**What is needed:** Below are the records; copy out every line that holds the word "label".

╔══

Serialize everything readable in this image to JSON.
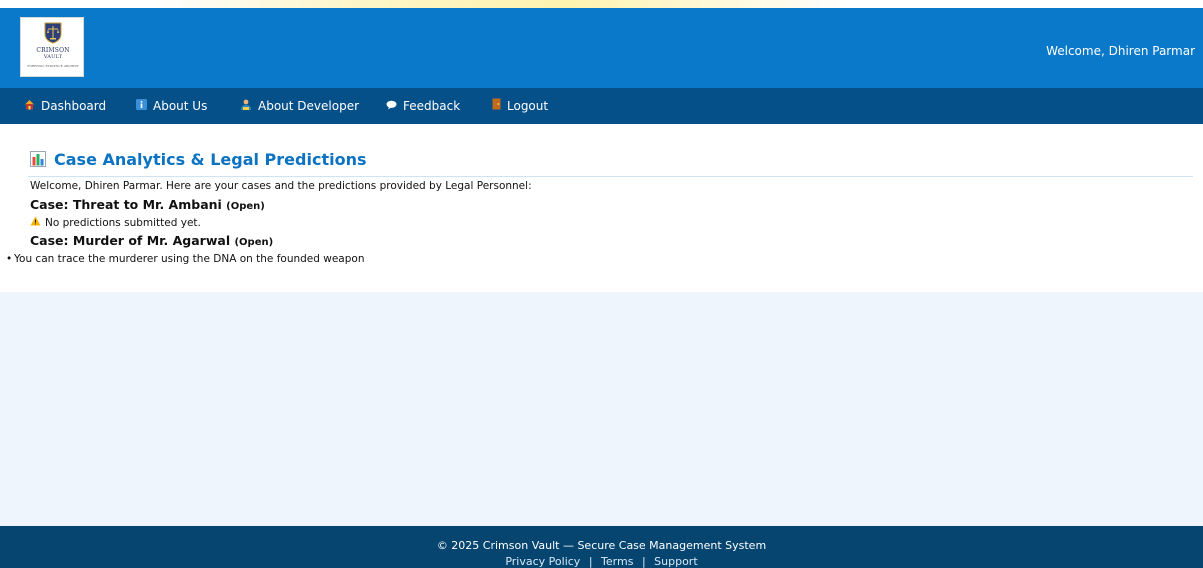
{
  "brand": {
    "logo_title": "CRIMSON",
    "logo_subtitle": "VAULT",
    "logo_tagline": "FORENSIC EVIDENCE ARCHIVE"
  },
  "header": {
    "welcome": "Welcome, Dhiren Parmar"
  },
  "nav": {
    "items": [
      {
        "label": "Dashboard",
        "icon": "house-icon"
      },
      {
        "label": "About Us",
        "icon": "info-icon"
      },
      {
        "label": "About Developer",
        "icon": "developer-icon"
      },
      {
        "label": "Feedback",
        "icon": "speech-bubble-icon"
      },
      {
        "label": "Logout",
        "icon": "door-icon"
      }
    ]
  },
  "page": {
    "title": "Case Analytics & Legal Predictions",
    "intro": "Welcome, Dhiren Parmar. Here are your cases and the predictions provided by Legal Personnel:",
    "cases": [
      {
        "title": "Case: Threat to Mr. Ambani",
        "status": "(Open)",
        "message": "No predictions submitted yet."
      },
      {
        "title": "Case: Murder of Mr. Agarwal",
        "status": "(Open)",
        "predictions": [
          "You can trace the murderer using the DNA on the founded weapon"
        ]
      }
    ]
  },
  "footer": {
    "copyright": "© 2025 Crimson Vault — Secure Case Management System",
    "links": [
      "Privacy Policy",
      "Terms",
      "Support"
    ],
    "separator": "|"
  },
  "colors": {
    "header_bg": "#0a79c9",
    "nav_bg": "#06508a",
    "title": "#0b73c2",
    "footer_bg": "#06456f",
    "page_bg": "#eef5fc"
  }
}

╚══

**Output:**
        "label": "Dashboard",
        "label": "About Us",
        "label": "About Developer",
        "label": "Feedback",
        "label": "Logout",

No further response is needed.